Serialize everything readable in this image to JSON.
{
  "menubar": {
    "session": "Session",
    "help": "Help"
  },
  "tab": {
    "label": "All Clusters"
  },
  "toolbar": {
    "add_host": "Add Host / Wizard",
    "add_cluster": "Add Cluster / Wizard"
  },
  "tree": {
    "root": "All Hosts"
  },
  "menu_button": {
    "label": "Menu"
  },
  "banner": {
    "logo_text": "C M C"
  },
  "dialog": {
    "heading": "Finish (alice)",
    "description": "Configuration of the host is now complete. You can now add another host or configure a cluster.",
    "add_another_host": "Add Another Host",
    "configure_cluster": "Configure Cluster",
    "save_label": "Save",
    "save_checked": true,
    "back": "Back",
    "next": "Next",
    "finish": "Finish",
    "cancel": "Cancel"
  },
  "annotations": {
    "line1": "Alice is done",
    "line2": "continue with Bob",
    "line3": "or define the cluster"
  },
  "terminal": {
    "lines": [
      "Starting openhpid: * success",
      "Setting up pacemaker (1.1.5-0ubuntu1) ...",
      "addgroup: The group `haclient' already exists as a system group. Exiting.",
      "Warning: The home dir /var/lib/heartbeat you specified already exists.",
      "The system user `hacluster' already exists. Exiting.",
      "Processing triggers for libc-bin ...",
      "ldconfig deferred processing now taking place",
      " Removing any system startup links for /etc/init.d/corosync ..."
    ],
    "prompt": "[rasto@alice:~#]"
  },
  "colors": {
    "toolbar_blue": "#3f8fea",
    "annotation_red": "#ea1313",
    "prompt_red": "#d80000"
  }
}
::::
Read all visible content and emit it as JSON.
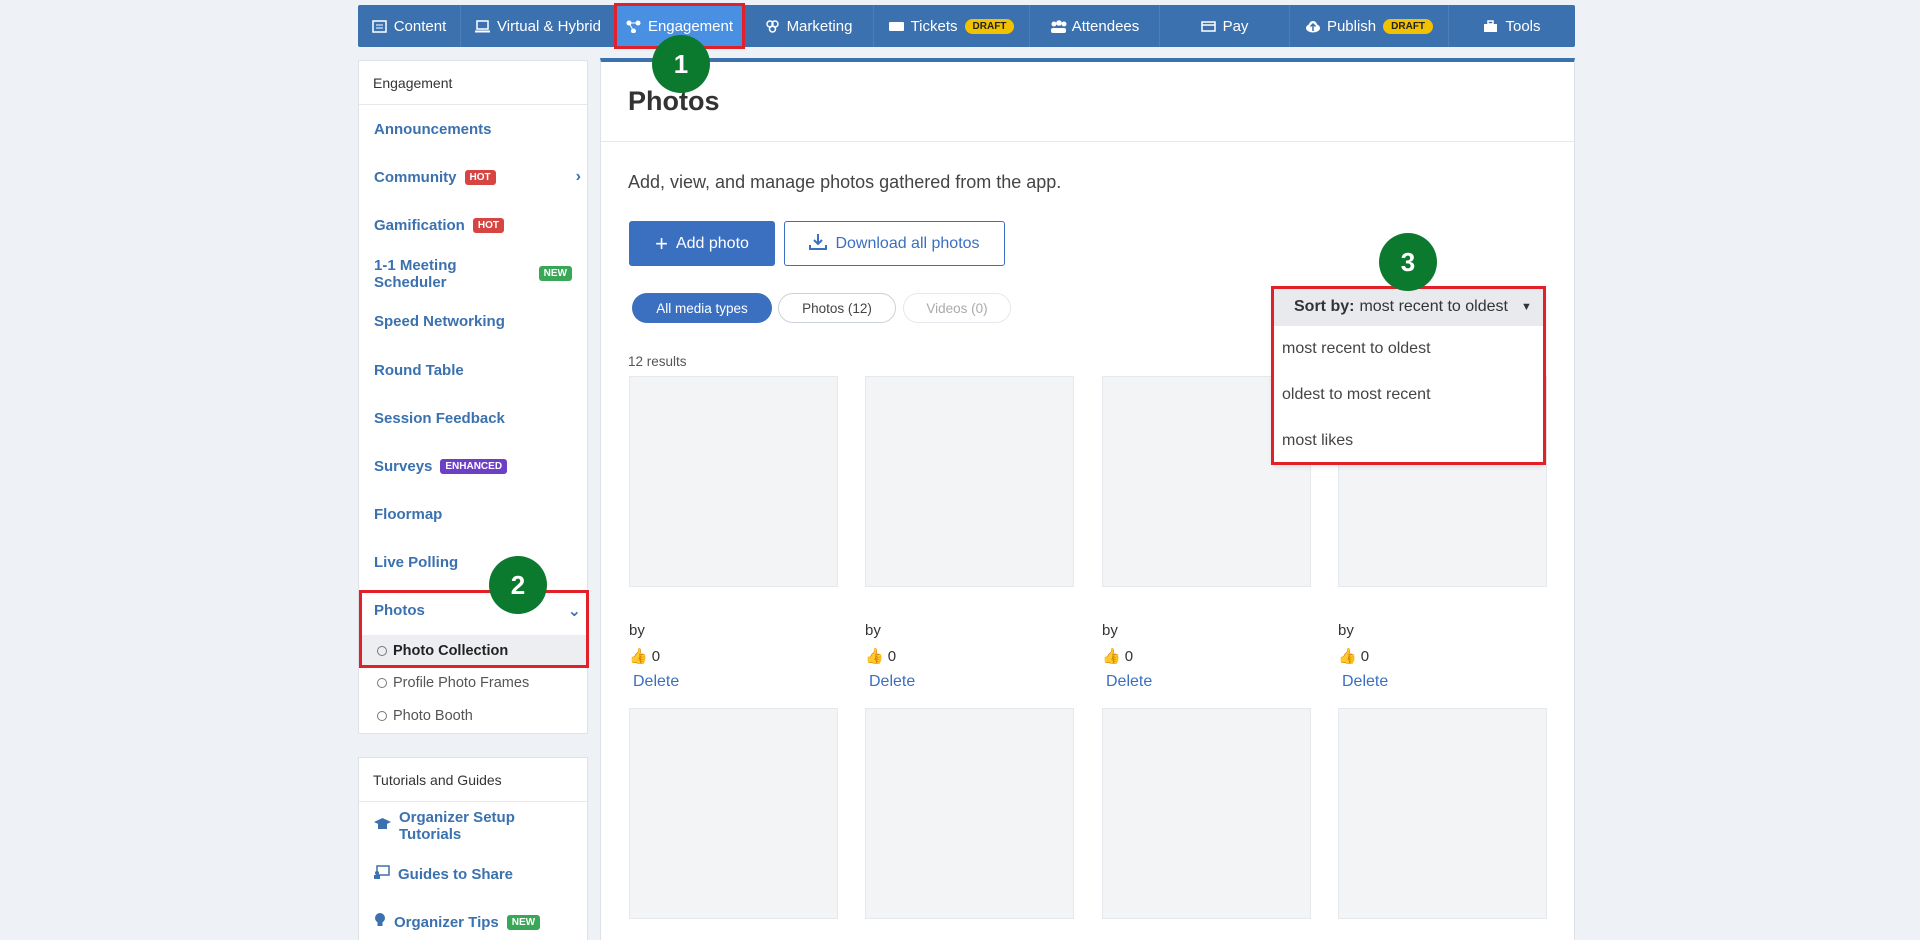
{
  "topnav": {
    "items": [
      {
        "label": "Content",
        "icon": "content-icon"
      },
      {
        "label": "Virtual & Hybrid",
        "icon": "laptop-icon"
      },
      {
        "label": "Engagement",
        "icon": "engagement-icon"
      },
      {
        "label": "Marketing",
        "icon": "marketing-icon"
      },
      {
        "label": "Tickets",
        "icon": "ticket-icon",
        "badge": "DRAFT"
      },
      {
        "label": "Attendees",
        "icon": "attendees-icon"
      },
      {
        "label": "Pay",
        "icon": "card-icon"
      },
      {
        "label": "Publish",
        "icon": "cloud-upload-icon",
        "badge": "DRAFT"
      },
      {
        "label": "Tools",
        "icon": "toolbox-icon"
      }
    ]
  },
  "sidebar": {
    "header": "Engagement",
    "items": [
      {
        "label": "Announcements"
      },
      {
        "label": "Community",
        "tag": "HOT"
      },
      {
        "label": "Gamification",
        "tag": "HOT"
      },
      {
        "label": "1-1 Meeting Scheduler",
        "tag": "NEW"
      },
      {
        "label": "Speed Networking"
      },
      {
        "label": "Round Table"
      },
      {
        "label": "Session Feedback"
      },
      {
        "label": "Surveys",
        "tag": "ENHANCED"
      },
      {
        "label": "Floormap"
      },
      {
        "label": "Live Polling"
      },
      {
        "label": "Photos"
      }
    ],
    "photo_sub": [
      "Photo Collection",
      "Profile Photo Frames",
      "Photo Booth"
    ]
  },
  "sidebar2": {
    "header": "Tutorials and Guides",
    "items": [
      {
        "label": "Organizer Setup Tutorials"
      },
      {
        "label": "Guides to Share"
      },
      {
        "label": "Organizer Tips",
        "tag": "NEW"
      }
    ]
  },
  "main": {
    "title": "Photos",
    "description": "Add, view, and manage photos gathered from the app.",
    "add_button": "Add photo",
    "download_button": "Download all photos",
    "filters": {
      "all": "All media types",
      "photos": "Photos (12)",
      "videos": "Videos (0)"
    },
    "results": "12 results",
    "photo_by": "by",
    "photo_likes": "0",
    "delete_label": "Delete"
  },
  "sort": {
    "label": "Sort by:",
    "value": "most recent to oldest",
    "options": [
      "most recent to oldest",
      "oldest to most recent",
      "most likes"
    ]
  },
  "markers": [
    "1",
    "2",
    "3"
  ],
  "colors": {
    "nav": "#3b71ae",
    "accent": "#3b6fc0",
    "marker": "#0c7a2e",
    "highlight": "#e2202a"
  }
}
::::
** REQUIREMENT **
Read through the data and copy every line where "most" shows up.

** SOLUTION TO THE EXERCISE **
    "value": "most recent to oldest",
      "most recent to oldest",
      "oldest to most recent",
      "most likes"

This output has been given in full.